[Post Note: As an anlytical piece on the best-seller creative process I see Martin specifically follows Child’s writing of “Make Me”. Oh my god, does that mean I need to read another before embarking on “Reacher Said Nothing”. I’m beginning to see literary criticism of the popularly successful process, not (necessarily) concerned with other qualities of the literary content. Fair enough. Catching-up on Martin’s blog, I see he’s been covering a lot of the Nordic-Noir genre too. Again several very successful strains of the genre have resulted – our house is full of Nesbo, Adler-Olsson and the rest – but has it not all been repetition to the point of boring cliche since the original “Killing”?]

Too Blue For Logic

My axioms were so clean-hewn,

The joins of ‘thus’ and ‘therefore’ neat

But, I admit

Life would not fit

Between straight lines

And all the cornflowers said was ‘blue,’

All summer long, so blue.

So when the sea came in and with one wave

Threatened to wash my edifice away –

I let it.

[Marianne Jones]


[First discovered and posted back in 2002, but oft quoted since.]

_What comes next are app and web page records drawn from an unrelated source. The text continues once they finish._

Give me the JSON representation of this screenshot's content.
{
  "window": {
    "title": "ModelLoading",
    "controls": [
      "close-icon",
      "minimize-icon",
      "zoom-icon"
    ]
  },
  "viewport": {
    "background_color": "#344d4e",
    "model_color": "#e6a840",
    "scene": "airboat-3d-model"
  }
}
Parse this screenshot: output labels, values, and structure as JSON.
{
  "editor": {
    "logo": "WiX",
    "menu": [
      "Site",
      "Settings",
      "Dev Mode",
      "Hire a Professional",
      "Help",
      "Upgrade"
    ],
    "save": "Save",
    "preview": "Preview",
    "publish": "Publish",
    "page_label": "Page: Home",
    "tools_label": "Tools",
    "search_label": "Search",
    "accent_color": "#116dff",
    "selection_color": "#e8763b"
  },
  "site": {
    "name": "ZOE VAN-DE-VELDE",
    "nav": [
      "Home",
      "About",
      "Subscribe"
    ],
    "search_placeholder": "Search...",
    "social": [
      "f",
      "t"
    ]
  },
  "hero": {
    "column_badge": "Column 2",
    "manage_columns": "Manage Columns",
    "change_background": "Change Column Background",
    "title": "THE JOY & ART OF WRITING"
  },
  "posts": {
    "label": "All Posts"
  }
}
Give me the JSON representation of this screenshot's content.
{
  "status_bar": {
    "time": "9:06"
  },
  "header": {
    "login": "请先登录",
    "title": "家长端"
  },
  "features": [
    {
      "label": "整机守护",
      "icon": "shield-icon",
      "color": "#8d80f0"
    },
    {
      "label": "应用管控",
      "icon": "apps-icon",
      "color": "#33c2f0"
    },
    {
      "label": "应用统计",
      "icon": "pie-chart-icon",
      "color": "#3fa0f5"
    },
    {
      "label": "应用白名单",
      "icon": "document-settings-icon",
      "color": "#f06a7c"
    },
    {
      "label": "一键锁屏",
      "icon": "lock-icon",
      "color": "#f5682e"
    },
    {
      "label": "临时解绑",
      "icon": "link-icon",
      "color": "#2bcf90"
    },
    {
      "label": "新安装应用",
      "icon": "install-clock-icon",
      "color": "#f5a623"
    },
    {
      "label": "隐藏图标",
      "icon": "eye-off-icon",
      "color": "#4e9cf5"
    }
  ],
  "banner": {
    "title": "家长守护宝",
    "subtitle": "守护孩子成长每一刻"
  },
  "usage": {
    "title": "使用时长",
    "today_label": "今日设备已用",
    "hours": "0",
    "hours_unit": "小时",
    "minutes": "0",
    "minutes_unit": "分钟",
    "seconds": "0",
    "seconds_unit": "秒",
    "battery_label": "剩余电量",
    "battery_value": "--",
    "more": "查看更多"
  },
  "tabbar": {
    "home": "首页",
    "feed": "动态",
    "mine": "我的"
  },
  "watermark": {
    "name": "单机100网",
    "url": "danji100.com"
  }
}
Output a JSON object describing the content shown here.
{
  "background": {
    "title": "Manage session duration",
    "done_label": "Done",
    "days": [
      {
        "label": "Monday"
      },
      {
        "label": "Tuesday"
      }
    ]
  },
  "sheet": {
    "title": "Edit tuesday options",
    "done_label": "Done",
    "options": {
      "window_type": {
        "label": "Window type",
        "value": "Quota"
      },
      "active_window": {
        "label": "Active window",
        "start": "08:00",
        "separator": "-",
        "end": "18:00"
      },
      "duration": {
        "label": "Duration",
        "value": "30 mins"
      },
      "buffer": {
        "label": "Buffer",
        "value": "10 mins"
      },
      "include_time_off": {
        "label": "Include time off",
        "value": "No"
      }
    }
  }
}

Post-Iraq and Afghanistan, with regime-change and support for Arab-spring events, the west and neighbouring governments made plenty of mistakes in the actions they actually chose to take and in how far they thought-through the immediate consequences and the longer-term stabilisation of Middle-East countries. Not to mention the running sore of the unfinished business in Israel-Palestine.

Which isn’t to say they / we were wrong to act, even to “go to war”, with good intentions for populations repressed by or at risk from dictators and ideologues. The complexity is always in the many parties with their own opportunistic agendas and scores to settle, and in the freely fragmented hearts and minds of our own populations that need to be brought along with any such actions and sustained attention to consequences. Even without traditional “imperial” aims, aspirations and the arrogance of knowing what’s best for johnny-foreigner, we all have many interests tied-up in these situations.

Crass with hindsight to be keeping score of numbers (*) of bombs and countries involved – human casualties and cultural damage to “civilisation” for sure – but let’s not falsely objectify what is far more complex and complicated. Crass too to simply blame and vilify our individual leaders, with hindsight or even with I told-you-so slings and arrows of contemporary stop-the-war protestation.

One reason we need institutions like UN, NATO and EU to give us follow-through on policy and initiatives beyond single-national government cycles. Sure these institutions ain’t perfect, even highly flawed, in need of improvement, refreshment and re-commitment to such improvement and their longer term aims as well as learning from evident mistakes. But a rose by any other name would be as thorny.


[(*) Post Note – Taleb, already merciless against Pinker’s “Better Angels”, here picking-up how misleading it is to simply count the wrong things, the things that might be easy to count.

(Einstein “Not everything that counts can be counted.”)]

Just a holding post of related links:

Recurring theme of mine – very smart, highly rational people converting to christian religion, even catholicism, as they grow older and wiser. Triple-first C S Lewis, Marshall McLuhan, inklings etc.

This piece on losing faith in experts includes a reference to C S Lewis Screwtape Letters. (Hat tip to @Contronline) Also Taleb’s IYI – semi-serious Intellectual Yet Idiot recurring theme.

Recent “Great Lives” on C S Lewis proposed by Suzannah Lipscomb (@sixteenthCgirl). Like Matthew Parris, I was always turned off by Lewis (and Tolkien) obviously allegorical yet sneakily preachy agenda, despite obvious clever qualities.